Thursday, July 2, 2009
for the last 3 years, i have been graced with the opportunity to volunteer for the denver mayor's office of hiv resources planning council (mohr) with the last 2 acting as a co-chair. the purpose of the council is to guide with respect to which categories of service to fund for coming year.
we have entered into the prime season for our work. as the leadership of that body, we are now organizing the data to present, collecting community opinion and feedback, and preparing to present all this to the council at large (about 30 people) at an all day retreat we call "priorities".
in this process, i have learned so very much about the needs of persons living with hiv well beyond the scope of my own experience. i have also been made aware of the costs of doing business as a provider, and seen the magic that happens when people's hearts and minds become passionate about the work they do and the people they serve.
please don't be misled. additionally, i have seen how becoming too directed in one's service can easily turn good intentions into what could be labeled misdirection and manipulation in search of obtaining the almighty dollar. although i like to have faith in people as much as possible, i am not completely naive. but this is the exception and not the rule, and i refuse to become bitter because a snake or two can be found in the garden.
the council is comprised of about 1/3 treatment providers, 1/3 plwh, and 1/3 interested citizens at large. the real intention is to keep a "checks and balances" in place for the dissemination of the ryan white funds for the city. this is part of the federal legislation and is required in every major funding area of the country.
the effects of hiv and the communities involved have shifted over the years. medications have taken the infection of the virus from being almost certainly fatal to completely manageable in most cases. but the specific communities that are largely affected have become more in number and the poverty factor continues to become increasingly influential. this causes successful treatment to become more challenging and much less of a "slam dunk".
this is one concrete reason that priorities remains vital. from the outside, treatment would seem such a non-issue. "why don't we just give them medicine and be done with it"? one might ask... but upon closer inspection, one sees that if a person has no home, or a concrete substance use issue, or a mental health issue, or cannot pay their bills, then the likelihood of treatment adherence, which is vital for successful application, is doubtful. quite the opposite, starting a person on medication in this lifestyle environment creates further issues down the road as they can become resistant to meds.
thought and discussion is required in the dissemination of treatment dollars. all of the components mentioned are necessary in successful application. and listening to those who aren't always at the table is mandated for a holistic approach.
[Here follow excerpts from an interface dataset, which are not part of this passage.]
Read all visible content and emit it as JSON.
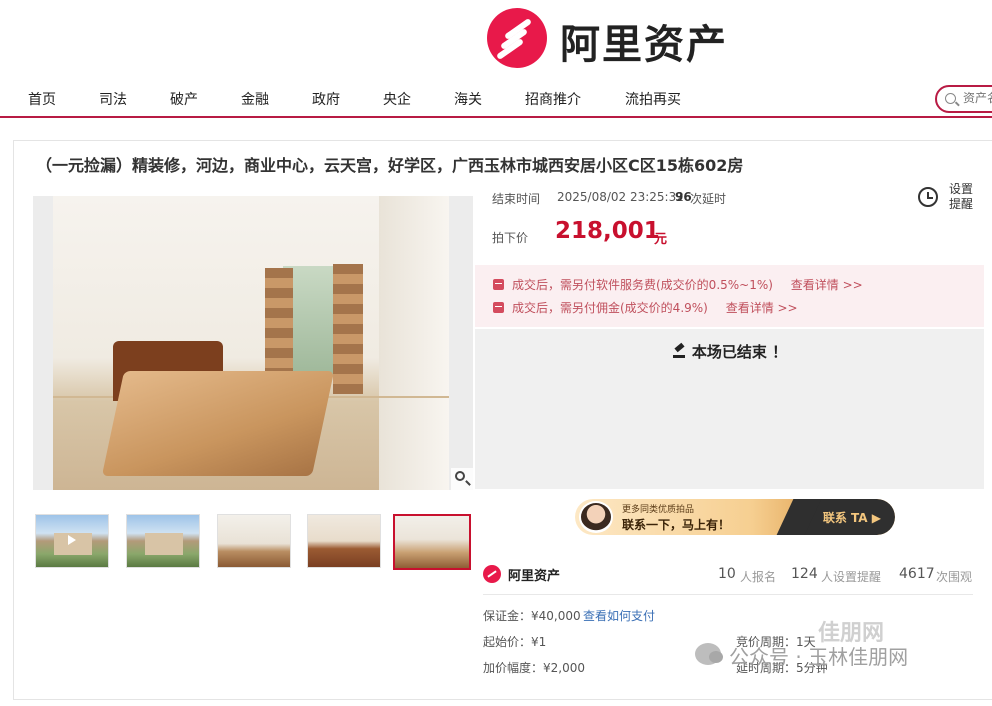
{
  "brand": {
    "name": "阿里资产",
    "accent": "#e8194a"
  },
  "nav": {
    "items": [
      "首页",
      "司法",
      "破产",
      "金融",
      "政府",
      "央企",
      "海关",
      "招商推介",
      "流拍再买"
    ],
    "search_placeholder": "资产名"
  },
  "item": {
    "title": "（一元捡漏）精装修，河边，商业中心，云天宫，好学区，广西玉林市城西安居小区C区15栋602房",
    "end_label": "结束时间",
    "end_time": "2025/08/02 23:25:32",
    "delay_count": "96",
    "delay_label": "次延时",
    "price_label": "拍下价",
    "price": "218,001",
    "price_unit": "元",
    "remind_label": "设置提醒",
    "fees": [
      {
        "text": "成交后，需另付软件服务费(成交价的0.5%~1%)",
        "link": "查看详情 >>"
      },
      {
        "text": "成交后，需另付佣金(成交价的4.9%)",
        "link": "查看详情 >>"
      }
    ],
    "ended_text": "本场已结束 ！",
    "promo": {
      "line1": "更多同类优质拍品",
      "line2": "联系一下，马上有！",
      "button": "联系 TA ▶"
    }
  },
  "gallery": {
    "thumbnails": [
      "exterior-video",
      "exterior",
      "living-room",
      "dining-room",
      "bedroom"
    ],
    "active_index": 4
  },
  "org": {
    "name": "阿里资产",
    "stats": [
      {
        "value": "10",
        "label": "人报名"
      },
      {
        "value": "124",
        "label": "人设置提醒"
      },
      {
        "value": "4617",
        "label": "次围观"
      }
    ]
  },
  "details": {
    "deposit": "保证金：¥40,000",
    "deposit_link": "查看如何支付",
    "start_price": "起始价：¥1",
    "increment": "加价幅度：¥2,000",
    "bid_period": "竞价周期：1天",
    "delay_period": "延时周期：5分钟"
  },
  "watermark": {
    "text": "公众号 · 玉林佳朋网",
    "brand": "佳朋网"
  }
}
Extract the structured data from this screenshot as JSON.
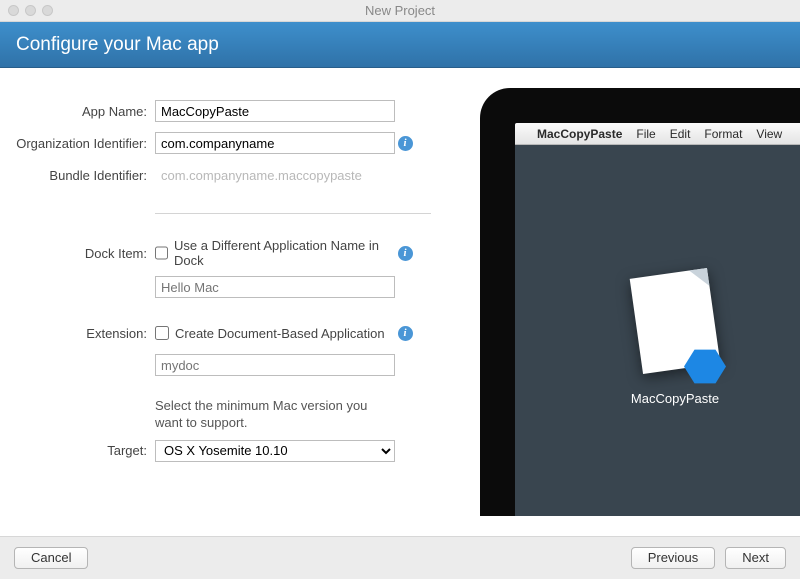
{
  "window": {
    "title": "New Project"
  },
  "banner": {
    "heading": "Configure your Mac app"
  },
  "form": {
    "appName": {
      "label": "App Name:",
      "value": "MacCopyPaste"
    },
    "orgId": {
      "label": "Organization Identifier:",
      "value": "com.companyname"
    },
    "bundleId": {
      "label": "Bundle Identifier:",
      "value": "com.companyname.maccopypaste"
    },
    "dockItem": {
      "label": "Dock Item:",
      "check": "Use a Different Application Name in Dock",
      "placeholder": "Hello Mac"
    },
    "extension": {
      "label": "Extension:",
      "check": "Create Document-Based Application",
      "placeholder": "mydoc"
    },
    "targetHelp": "Select the minimum Mac version you want to support.",
    "target": {
      "label": "Target:",
      "value": "OS X Yosemite 10.10"
    }
  },
  "preview": {
    "menu": {
      "appName": "MacCopyPaste",
      "items": [
        "File",
        "Edit",
        "Format",
        "View"
      ]
    },
    "iconLabel": "MacCopyPaste"
  },
  "buttons": {
    "cancel": "Cancel",
    "previous": "Previous",
    "next": "Next"
  }
}
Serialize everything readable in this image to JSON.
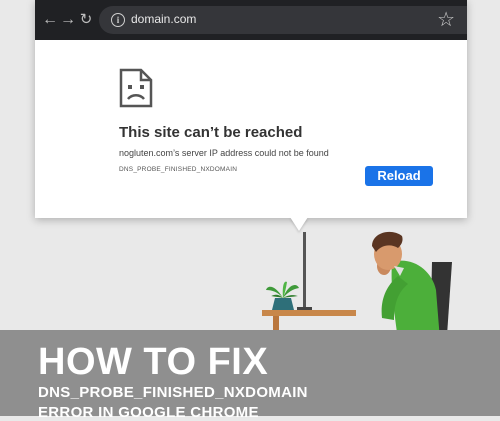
{
  "browser": {
    "back_icon": "arrow-left-icon",
    "forward_icon": "arrow-right-icon",
    "reload_icon": "reload-icon",
    "info_icon": "info-icon",
    "bookmark_icon": "star-icon",
    "url": "domain.com"
  },
  "error_page": {
    "icon": "sad-document-icon",
    "title": "This site can’t be reached",
    "description": "nogluten.com’s server IP address could not be found",
    "code": "DNS_PROBE_FINISHED_NXDOMAIN",
    "reload_label": "Reload",
    "accent_color": "#1a73e8"
  },
  "banner": {
    "headline": "HOW TO FIX",
    "subhead": "DNS_PROBE_FINISHED_NXDOMAIN",
    "subhead2": "ERROR IN GOOGLE CHROME"
  },
  "colors": {
    "toolbar": "#202124",
    "background": "#e9e9e9",
    "band": "#8f8f8f",
    "shirt": "#4caf3a"
  }
}
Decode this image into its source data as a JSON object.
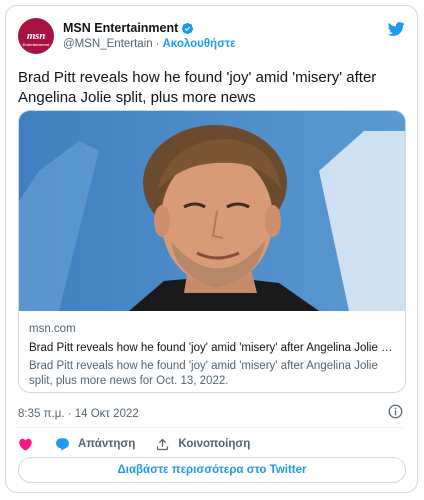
{
  "account": {
    "avatar_logo_text": "msn",
    "avatar_logo_subtext": "Entertainment",
    "display_name": "MSN Entertainment",
    "handle": "@MSN_Entertain",
    "separator": "·",
    "follow_label": "Ακολουθήστε"
  },
  "tweet": {
    "text": "Brad Pitt reveals how he found 'joy' amid 'misery' after Angelina Jolie split, plus more news"
  },
  "link_card": {
    "domain": "msn.com",
    "title": "Brad Pitt reveals how he found 'joy' amid 'misery' after Angelina Jolie split, plus more news",
    "description": "Brad Pitt reveals how he found 'joy' amid 'misery' after Angelina Jolie split, plus more news for Oct. 13, 2022."
  },
  "timestamp": "8:35 π.μ. · 14 Οκτ 2022",
  "actions": {
    "reply_label": "Απάντηση",
    "share_label": "Κοινοποίηση"
  },
  "read_more_label": "Διαβάστε περισσότερα στο Twitter",
  "colors": {
    "brand_blue": "#1d9bf0",
    "like_pink": "#f91880",
    "avatar_bg": "#a7123f"
  }
}
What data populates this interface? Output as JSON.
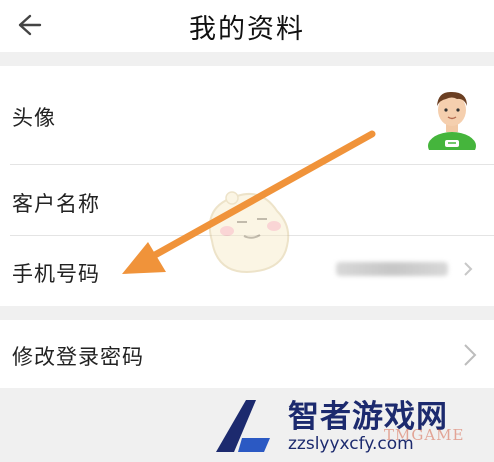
{
  "header": {
    "title": "我的资料"
  },
  "profile": {
    "avatar_label": "头像",
    "client_name_label": "客户名称",
    "phone_label": "手机号码",
    "password_label": "修改登录密码"
  },
  "watermark": {
    "brand": "智者游戏网",
    "url": "zzslyyxcfy.com",
    "sub": "TMGAME"
  },
  "colors": {
    "arrow": "#f0933a",
    "avatar_shirt": "#45b53c",
    "watermark_text": "#1c2a6e"
  }
}
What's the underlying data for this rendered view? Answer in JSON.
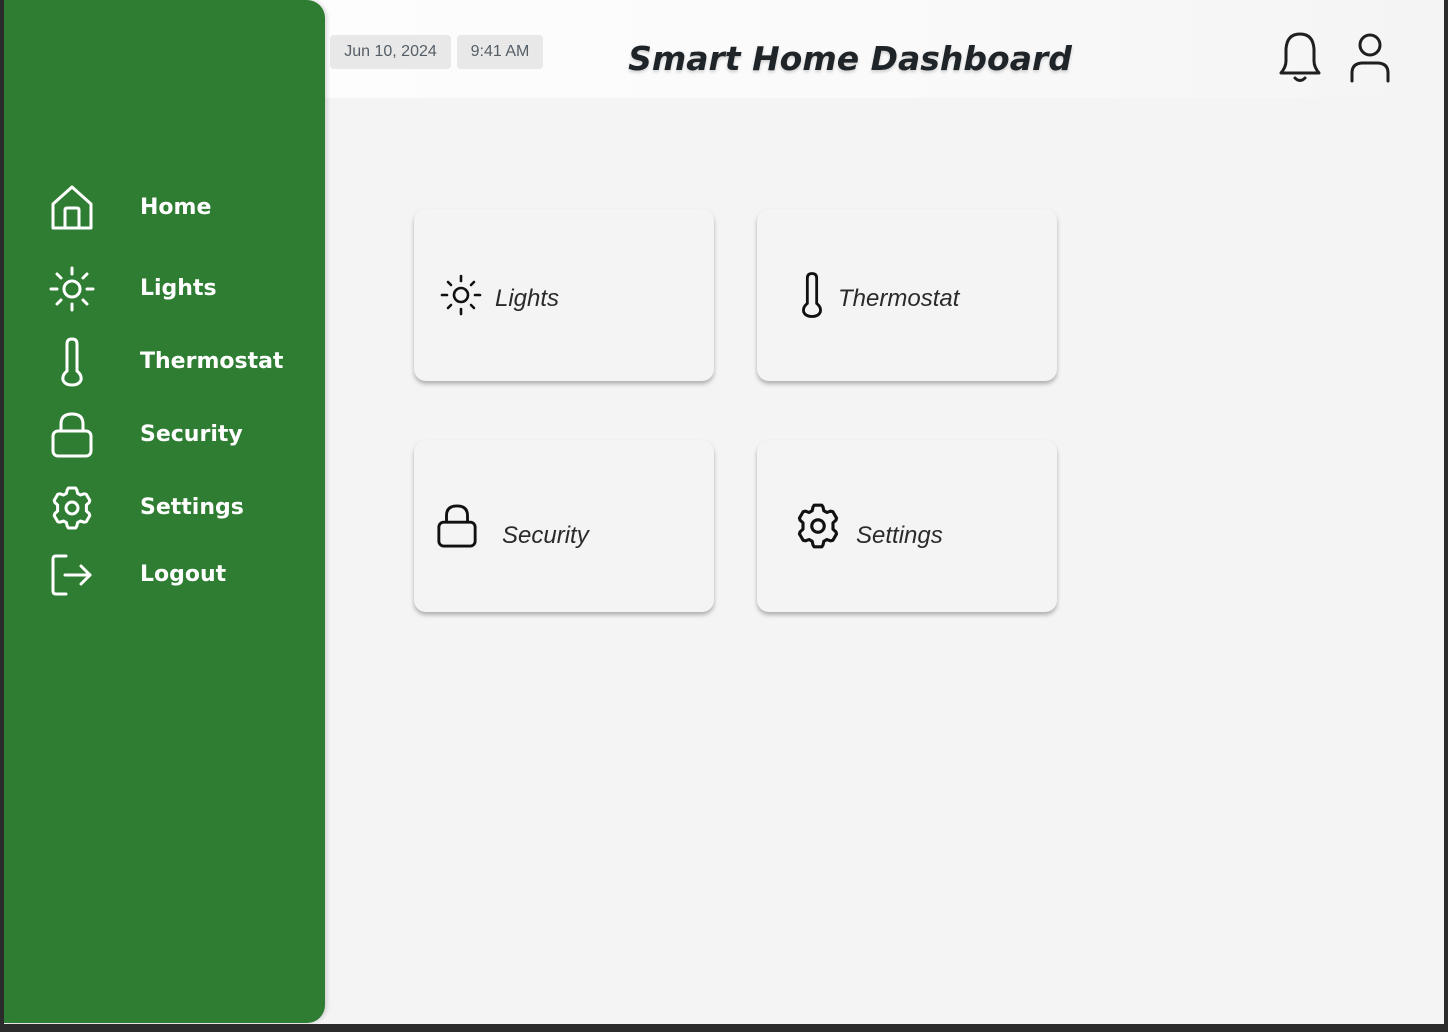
{
  "header": {
    "date": "Jun 10, 2024",
    "time": "9:41 AM",
    "title": "Smart Home Dashboard",
    "icons": [
      "bell-icon",
      "user-icon"
    ]
  },
  "sidebar": {
    "items": [
      {
        "label": "Home",
        "icon": "home-icon"
      },
      {
        "label": "Lights",
        "icon": "sun-icon"
      },
      {
        "label": "Thermostat",
        "icon": "thermometer-icon"
      },
      {
        "label": "Security",
        "icon": "lock-icon"
      },
      {
        "label": "Settings",
        "icon": "gear-icon"
      },
      {
        "label": "Logout",
        "icon": "logout-icon"
      }
    ]
  },
  "cards": [
    {
      "label": "Lights",
      "icon": "sun-icon"
    },
    {
      "label": "Thermostat",
      "icon": "thermometer-icon"
    },
    {
      "label": "Security",
      "icon": "lock-icon"
    },
    {
      "label": "Settings",
      "icon": "gear-icon"
    }
  ],
  "colors": {
    "sidebar": "#2e7d32",
    "background": "#f4f4f4",
    "title_text": "#1f2428"
  }
}
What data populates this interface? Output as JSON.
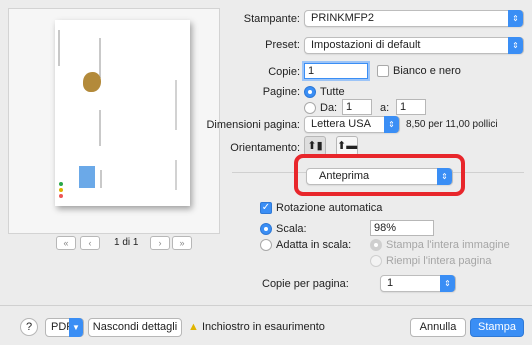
{
  "preview": {
    "page_indicator": "1 di 1",
    "nav_first": "«",
    "nav_prev": "‹",
    "nav_next": "›",
    "nav_last": "»"
  },
  "printer": {
    "label": "Stampante:",
    "value": "PRINKMFP2"
  },
  "preset": {
    "label": "Preset:",
    "value": "Impostazioni di default"
  },
  "copies": {
    "label": "Copie:",
    "value": "1",
    "bw_label": "Bianco e nero"
  },
  "pages": {
    "label": "Pagine:",
    "all_label": "Tutte",
    "from_label": "Da:",
    "from_value": "1",
    "to_label": "a:",
    "to_value": "1"
  },
  "paper_size": {
    "label": "Dimensioni pagina:",
    "value": "Lettera USA",
    "dims": "8,50 per 11,00 pollici"
  },
  "orientation": {
    "label": "Orientamento:"
  },
  "section_menu": {
    "value": "Anteprima"
  },
  "auto_rotate": {
    "label": "Rotazione automatica"
  },
  "scale": {
    "label": "Scala:",
    "value": "98%"
  },
  "fit": {
    "label": "Adatta in scala:",
    "option_print_full": "Stampa l'intera immagine",
    "option_fill": "Riempi l'intera pagina"
  },
  "copies_per_page": {
    "label": "Copie per pagina:",
    "value": "1"
  },
  "footer": {
    "help": "?",
    "pdf_label": "PDF",
    "hide_details": "Nascondi dettagli",
    "warning_text": "Inchiostro in esaurimento",
    "cancel": "Annulla",
    "print": "Stampa"
  },
  "colors": {
    "accent": "#3a8ef5",
    "highlight": "#e8262b",
    "warning": "#e0b400"
  }
}
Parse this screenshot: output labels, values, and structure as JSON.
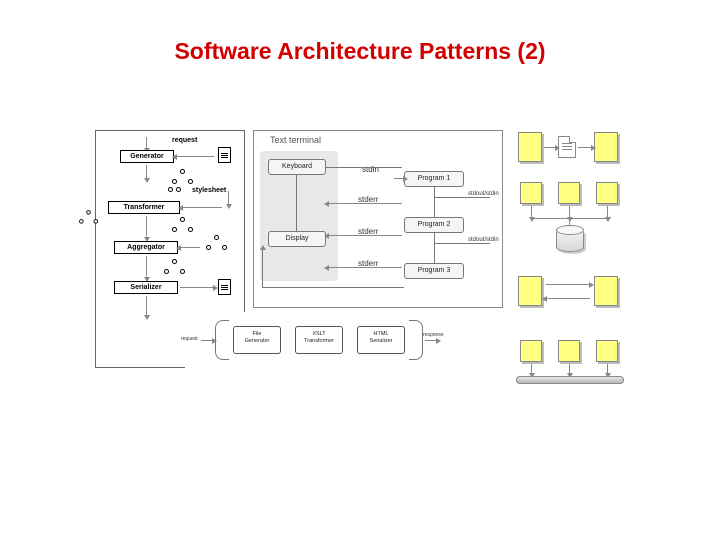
{
  "title": "Software Architecture Patterns (2)",
  "left_panel": {
    "request": "request",
    "generator": "Generator",
    "stylesheet": "stylesheet",
    "transformer": "Transformer",
    "aggregator": "Aggregator",
    "serializer": "Serializer"
  },
  "mid_panel": {
    "term_title": "Text terminal",
    "keyboard": "Keyboard",
    "display": "Display",
    "prog1": "Program 1",
    "prog2": "Program 2",
    "prog3": "Program 3",
    "stdin": "stdin",
    "stderr": "stderr",
    "stdio": "stdout/stdin"
  },
  "bottom_panel": {
    "req_in": "request",
    "res_out": "response",
    "file_gen": "File\nGenerator",
    "xslt": "XSLT\nTransformer",
    "html_ser": "HTML\nSerializer"
  }
}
it's draining emotionally. it can be distracting to our regular schedules, but it improves and saves lives without fanfare on an annual basis. i welcome priorities.
today's sound choice is michael jackson with "they don't really care about us"